|US20150354166 *||Jun 9, 2014||Dec 10, 2015||Justin Haveman||Bucket Articulated Rake Attachment|
|U.S. Classification||172/260.5, 172/445.2, 91/170.00R, 91/530|
|International Classification||E02F3/76, E02F3/84|
|Cooperative Classification||E02F3/844, E02F3/7627|
|European Classification||E02F3/84B, E02F3/76D2|
|Feb 14, 1992||AS||Assignment|
Owner name: FIATALLIS NORTH AMERICA, INC., ILLINOIS
Free format text: ASSIGNMENT OF ASSIGNORS INTEREST.;ASSIGNOR:HESSTON CORPORATION;REEL/FRAME:006017/0157
Effective date: 19910329
|Mar 3, 1993||AS||Assignment|
Owner name: CONTINENTAL BANK N.A., AS AGENT, ILLINOIS
Free format text: SECURITY INTEREST;ASSIGNOR:WOODS ACQUISITION CORP.;REEL/FRAME:006442/0384
Effective date: 19930226
|Mar 23, 1993||AS||Assignment|
Owner name: WOODS ACQUISITION CORP., ILLINOIS
Free format text: ASSIGNMENT OF ASSIGNORS INTEREST.;ASSIGNOR:FIATALLIS NORTH AMERICA, INC.;REEL/FRAME:006467/0667
Effective date: 19930226
|Nov 10, 1997||AS||Assignment|
Owner name: WEC COMPANY, ILLINOIS
Free format text: RELEASE;ASSIGNOR:BANK OF AMERICA NATIONAL TRUST AND SAVINGS ASSOCIATION, AS AGENT;REEL/FRAME:008773/0881
Effective date: 19971031
|Oct 29, 1998||AS||Assignment|
Owner name: CREDIT SUISSE FIRST BOSTON, AS ADMINISTRATIVE AGEN

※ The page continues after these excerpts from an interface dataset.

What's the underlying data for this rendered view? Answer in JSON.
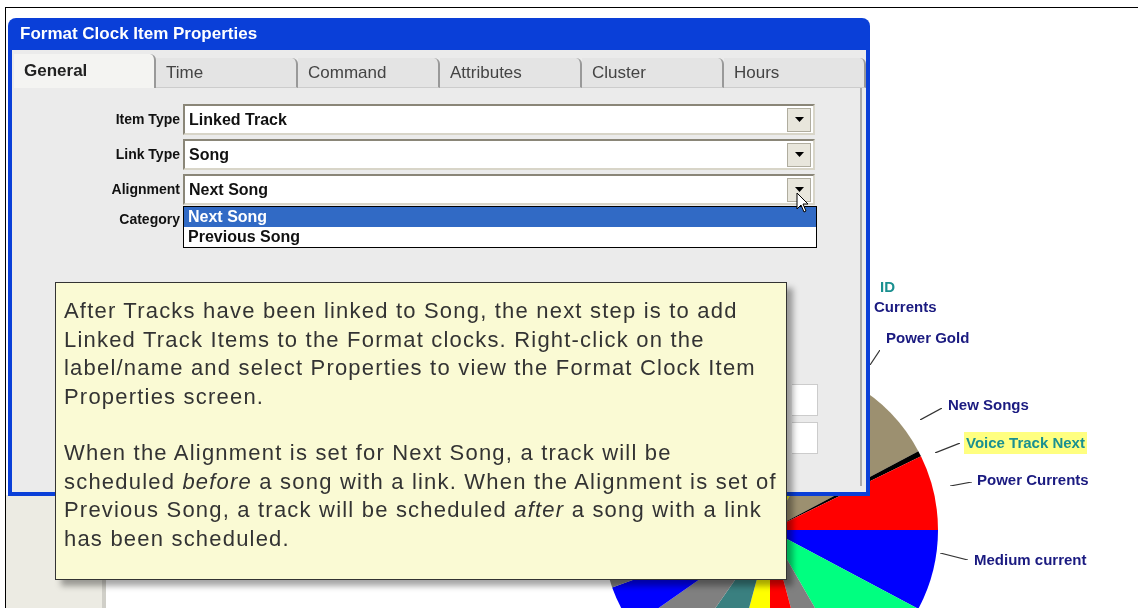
{
  "window": {
    "title": "Format Clock Item Properties"
  },
  "tabs": [
    {
      "label": "General",
      "selected": true
    },
    {
      "label": "Time",
      "selected": false
    },
    {
      "label": "Command",
      "selected": false
    },
    {
      "label": "Attributes",
      "selected": false
    },
    {
      "label": "Cluster",
      "selected": false
    },
    {
      "label": "Hours",
      "selected": false
    }
  ],
  "fields": [
    {
      "label": "Item Type",
      "value": "Linked Track",
      "expanded": false
    },
    {
      "label": "Link Type",
      "value": "Song",
      "expanded": false
    },
    {
      "label": "Alignment",
      "value": "Next Song",
      "expanded": true
    }
  ],
  "dropdown_options": [
    {
      "label": "Next Song",
      "selected": true
    },
    {
      "label": "Previous Song",
      "selected": false
    }
  ],
  "category_label": "Category",
  "tooltip": {
    "paragraphs": [
      "After Tracks have been linked to Song, the next step is to add Linked Track Items to the Format clocks. Right-click on the label/name and select Properties to view the Format Clock Item Properties screen.",
      "When the Alignment is set for Next Song, a track will be scheduled *before* a song with a link.  When the Alignment is set of Previous Song, a track will be scheduled *after* a song with a link has been scheduled."
    ]
  },
  "chart_labels": [
    {
      "text": "ID",
      "color": "#1a9090",
      "highlighted": false
    },
    {
      "text": "Currents",
      "color": "#1a1a80",
      "highlighted": false
    },
    {
      "text": "Power Gold",
      "color": "#1a1a80",
      "highlighted": false
    },
    {
      "text": "New Songs",
      "color": "#1a1a80",
      "highlighted": false
    },
    {
      "text": "Voice Track  Next",
      "color": "#1a9090",
      "highlighted": true
    },
    {
      "text": "Power Currents",
      "color": "#1a1a80",
      "highlighted": false
    },
    {
      "text": "Medium current",
      "color": "#1a1a80",
      "highlighted": false
    }
  ]
}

Free format text: GRANT OF PATENT SECURITY INTEREST;ASSIGNOR:WEC COMPANY;REEL/FRAME:009833/0411
Effective date: 19980807